When iconic jazz musician Billie Holiday died in 1959 at NYC's Metropolitan Hospital, she had been, only one week before, handcuffed to her bed. Once again, she was under arrest for narcotics possession. When she admitted herself under her friends' insistence, nobody at the hospital knew who she was. Her arms were so scarred from needle tracks, the nurses assumed she was just an ordinary junkie.
She lay in the hallway for days because the hospital didn't treat addicts, certainly not black ones. She suffered from severe heart problems, cirrhosis of the liver, plus the ravages of heroin abuse. America's great lady of jazz died, aged 44, her voice in tatters and her body beyond repair. Ten years earlier, she had sold out Carnegie Hall, and her recordings were at the top of the charts. She died with an estate worth $1,000, since her classic recordings had gone out of print and royalties were a thing of the future.
She had phenomenal talent; an “ear” like none other; and her influence among musicians was legendary. It still is. Sinatra said he learned everything about singing from her.
When you hear her late '30s recordings from Columbia, the early '40s from Commodore, the '50s from Decca, and the final pressings from MGM in the late '50s, there is no comparable voice in American song. She sang for the ages. Only Ella Fitzgerald is in her league. Two black singers who changed the face of music with their phrasing, musicality, and idiosyncrasy of voice. Ella had rich and creamy smoothness; Billie had richness, but etched in pain.
No black entertainer had it easy in those days, and what they endured is beyond our knowing. When Holiday toured with Artie Shaw, one of the hottest dance bands in the late '30s, she couldn't stay in the same hotel, eat in the restaurant, or enter through the front door. Shaw is commended for having his entire band eat in the kitchen with her, giving the finger to the existing Jim Crow laws – in both North and South. We forget that Manhattan's night clubs were just as segregated as Birmingham's.
Lanie Robertson's Lady Day at Emerson's Bar & Grill (1986), the first Houston post-pandemic theater performance playing through July 18 at Stages, chronicles the last days of Billie Holiday. (Masks and social distancing are required.)
We're in a Philadelphia nightclub where Holiday, becoming more smashed on booze and later on heroin, careens through her life using a catalog of her most memorable, classic songs.
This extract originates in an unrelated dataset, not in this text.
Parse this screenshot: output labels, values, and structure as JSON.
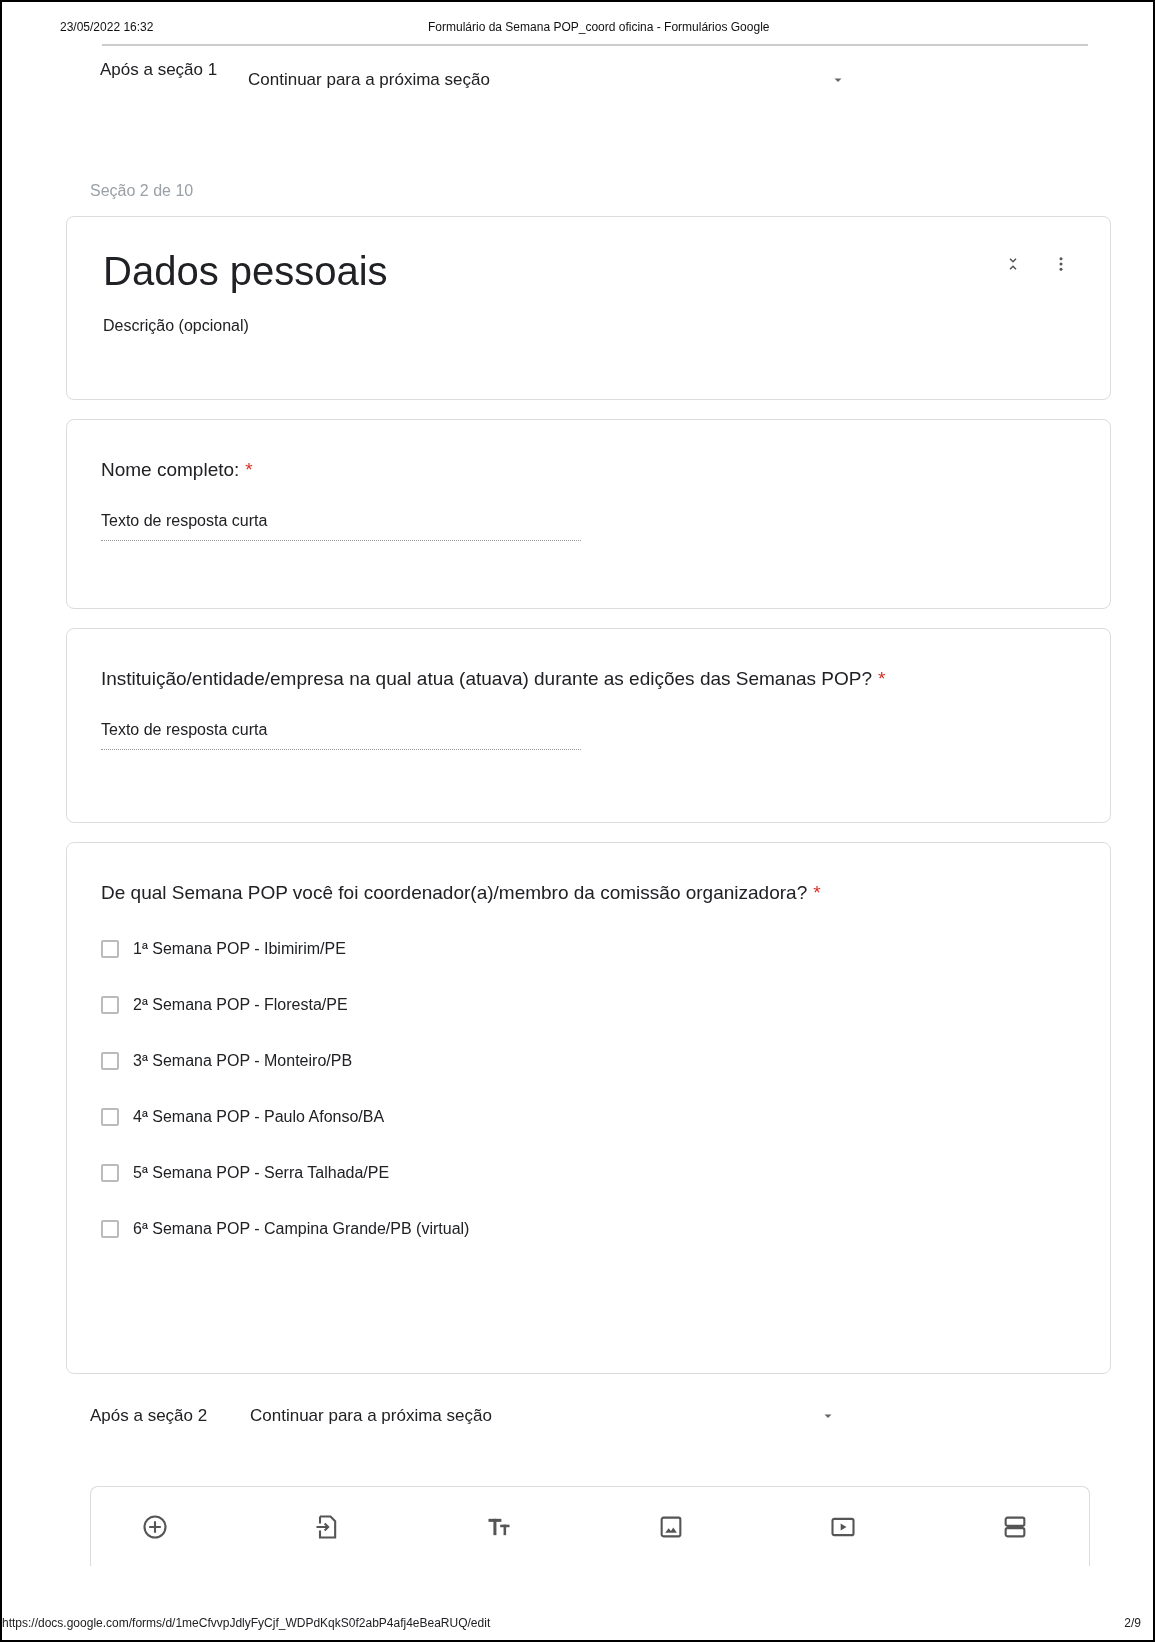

Aided by her pianist (Werner L. Richmond), bassist (Ronnie Mason, Jr.), and drummer (Derrick James) – a heady jazz trio – Holiday sings her life story. As with most jukebox bio-plays, we're treated to a fleeting taste yet not enough to plumb any depths. But it's enough to make us rush to listen to her recordings.
DeQuina Moore, graduate of Houston's High School of the Performing and Visual Arts and NYU's prestigious Tisch School of the Arts (as it happens, my alma mater), has channeled Holiday into a beguiling avatar. She gets the off-beat phrasing, that whiskey-infused rasp, that throaty vibrato which are Holiday's signature style. When you hear “Strange Fruit” or “God Bless the Child,” you hear Holiday roar into life. The songs are what matter, as Holiday remembers the trauma, the hard bigotry of impossible expectations, the thousand little cuts that derailed her career, the love that eluded her. But her voice transcended everything and transformed those indignities into the quintessence of the American spirit: indomitable, unconquered, and, oh, so human.
Director Rachel Hemphill Dickson keeps Holiday's reminiscences on a steady downward spiral, but she can't lessen the book's unnecessary plodding and padding. More singing, less plot. (Seated at tables in front of the stage, the mannequins are an inspired touch.)
''Singing's always been the best part of living to me,'' Billie drunkenly confesses. Holiday's voice will never die. It's woven into our American tapestry.
Lady Day at Emerson's Bar & Grill continues through